The Blockchain Basics Act, a bill that seeks to protect several blockchain-based activities from being outlawed by the U.S. government, has been introduced in Nebraska. Sponsored by Sen. Eliot Bolstar, the bill is similar to the one introduced in Missouri recently, and 11 more states are expected to introduce similar regulations this year, according to the Satoshi Action Fund.
Blockchain Basics Act Lands in Nebraska
Lawmakers are now taking cryptocurrency and blockchain regulations to their states. On January 5, the Blockchain Basics Act, a bill that aims to protect several blockchain and cryptocurrency rights, was introduced in the Nebraska Unicameral Legislature by Sen. Eliot Bolstar, putting the cornhusker state at the forefront of these initiatives.

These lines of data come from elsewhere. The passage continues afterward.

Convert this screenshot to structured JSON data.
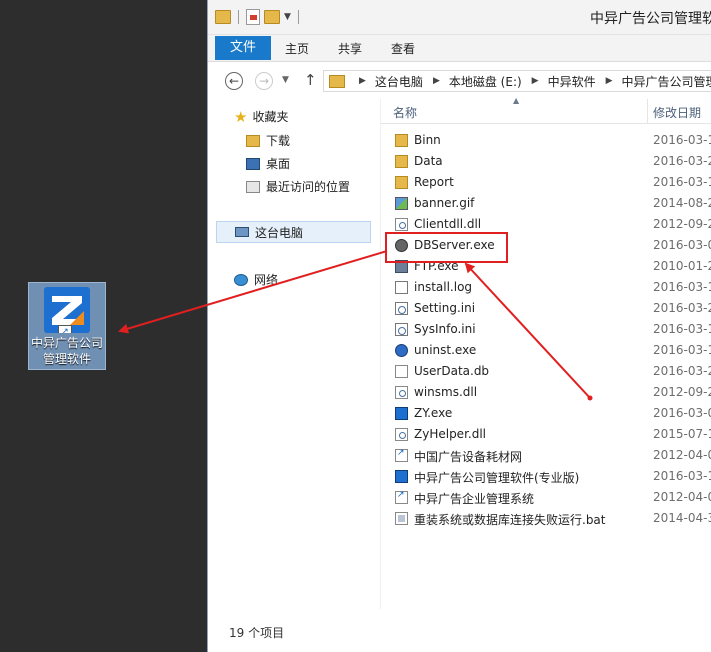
{
  "desktop": {
    "shortcut_label": "中异广告公司管理软件"
  },
  "window": {
    "title": "中异广告公司管理软件",
    "ribbon_tabs": [
      "文件",
      "主页",
      "共享",
      "查看"
    ],
    "address_crumbs": [
      "这台电脑",
      "本地磁盘 (E:)",
      "中异软件",
      "中异广告公司管理软件"
    ],
    "nav": {
      "favorites": "收藏夹",
      "downloads": "下载",
      "desktop": "桌面",
      "recent": "最近访问的位置",
      "this_pc": "这台电脑",
      "network": "网络"
    },
    "columns": {
      "name": "名称",
      "date": "修改日期"
    },
    "files": [
      {
        "name": "Binn",
        "date": "2016-03-1",
        "icon": "folder-icon"
      },
      {
        "name": "Data",
        "date": "2016-03-2",
        "icon": "folder-icon"
      },
      {
        "name": "Report",
        "date": "2016-03-1",
        "icon": "folder-icon"
      },
      {
        "name": "banner.gif",
        "date": "2014-08-2",
        "icon": "image-file-icon"
      },
      {
        "name": "Clientdll.dll",
        "date": "2012-09-2",
        "icon": "dll-file-icon"
      },
      {
        "name": "DBServer.exe",
        "date": "2016-03-0",
        "icon": "database-server-icon"
      },
      {
        "name": "FTP.exe",
        "date": "2010-01-2",
        "icon": "exe-file-icon"
      },
      {
        "name": "install.log",
        "date": "2016-03-1",
        "icon": "log-file-icon"
      },
      {
        "name": "Setting.ini",
        "date": "2016-03-2",
        "icon": "ini-file-icon"
      },
      {
        "name": "SysInfo.ini",
        "date": "2016-03-1",
        "icon": "ini-file-icon"
      },
      {
        "name": "uninst.exe",
        "date": "2016-03-1",
        "icon": "uninstall-icon"
      },
      {
        "name": "UserData.db",
        "date": "2016-03-2",
        "icon": "db-file-icon"
      },
      {
        "name": "winsms.dll",
        "date": "2012-09-2",
        "icon": "dll-file-icon"
      },
      {
        "name": "ZY.exe",
        "date": "2016-03-0",
        "icon": "zy-app-icon"
      },
      {
        "name": "ZyHelper.dll",
        "date": "2015-07-1",
        "icon": "dll-file-icon"
      },
      {
        "name": "中国广告设备耗材网",
        "date": "2012-04-0",
        "icon": "internet-shortcut-icon"
      },
      {
        "name": "中异广告公司管理软件(专业版)",
        "date": "2016-03-1",
        "icon": "zy-shortcut-icon"
      },
      {
        "name": "中异广告企业管理系统",
        "date": "2012-04-0",
        "icon": "internet-shortcut-icon"
      },
      {
        "name": "重装系统或数据库连接失败运行.bat",
        "date": "2014-04-3",
        "icon": "bat-file-icon"
      }
    ],
    "status": "19 个项目"
  },
  "colors": {
    "accent": "#1979ca",
    "annotation": "#e02020",
    "desktop_bg": "#2d2d2d"
  }
}
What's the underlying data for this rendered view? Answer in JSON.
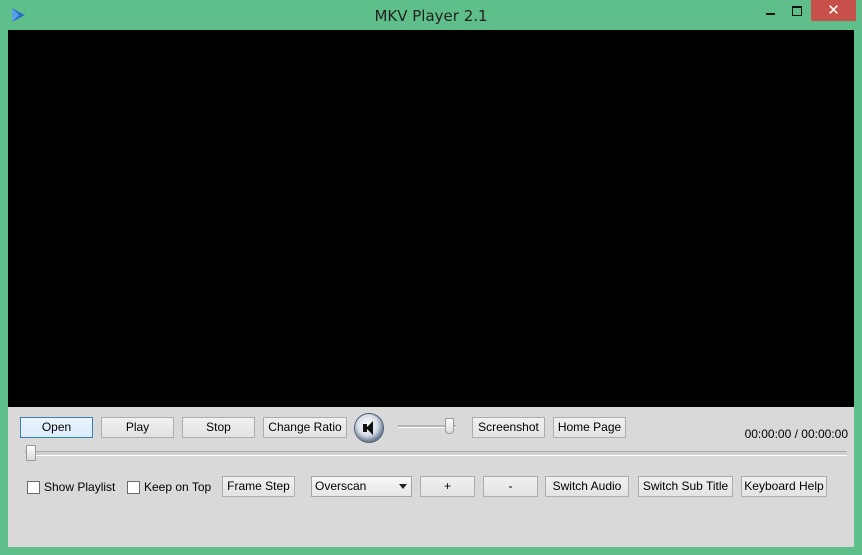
{
  "window": {
    "title": "MKV Player 2.1",
    "close_glyph": "✕",
    "frame_color": "#5ebf8a",
    "close_color": "#c7504a"
  },
  "controls": {
    "open": "Open",
    "play": "Play",
    "stop": "Stop",
    "change_ratio": "Change Ratio",
    "screenshot": "Screenshot",
    "home_page": "Home Page",
    "frame_step": "Frame Step",
    "plus": "+",
    "minus": "-",
    "switch_audio": "Switch Audio",
    "switch_sub_title": "Switch Sub Title",
    "keyboard_help": "Keyboard Help",
    "show_playlist": "Show Playlist",
    "keep_on_top": "Keep on Top",
    "video_mode": "Overscan"
  },
  "status": {
    "time": "00:00:00 / 00:00:00"
  },
  "icons": {
    "app": "play-triangle-icon",
    "volume": "speaker-icon"
  }
}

The act seeks to guarantee the rights of Nebraskans to mine cryptocurrency without restrictions, exert the custody of their cryptocurrency assets, and transact with crypto. It also establishes the exemption of capital gains state taxes for cryptocurrency transactions under $200.
The legislation is very similar to another bill of the same name introduced in Missouri by Rep. Phil Christofanelli in December, both sponsored by the Satoshi Action Fund, a nonprofit that policies lawmakers to introduce cryptocurrency-related initiatives. Dennis Porter, CEO and co-founder of the Satoshi Action Fund, stated that this bill builds on the work of Mike Flood before he “graduated” to Washington DC.
Flood was the co-author and sponsor of the Nebraska Financial Innovation Act passed in 2021, which allows banks to become “Digital Asset Depositories” to trade and custody cryptocurrency after receiving state permission.
Porter remarked that Nebraska was the second state to introduce this act and that more states would follow. In a post on X, Porter stated:
We plan to introduce 13 bills in 13 different states (at least) in 2024. Each time a bill is introduced, lawmakers in the state often hold a hearing to receive input from the public.
These moves are part of a nationwide strategy of taking the battle for cryptocurrency adoption to a state level proposed by Porter, who believes crypto regulation might follow the same road that cannabis regulation took.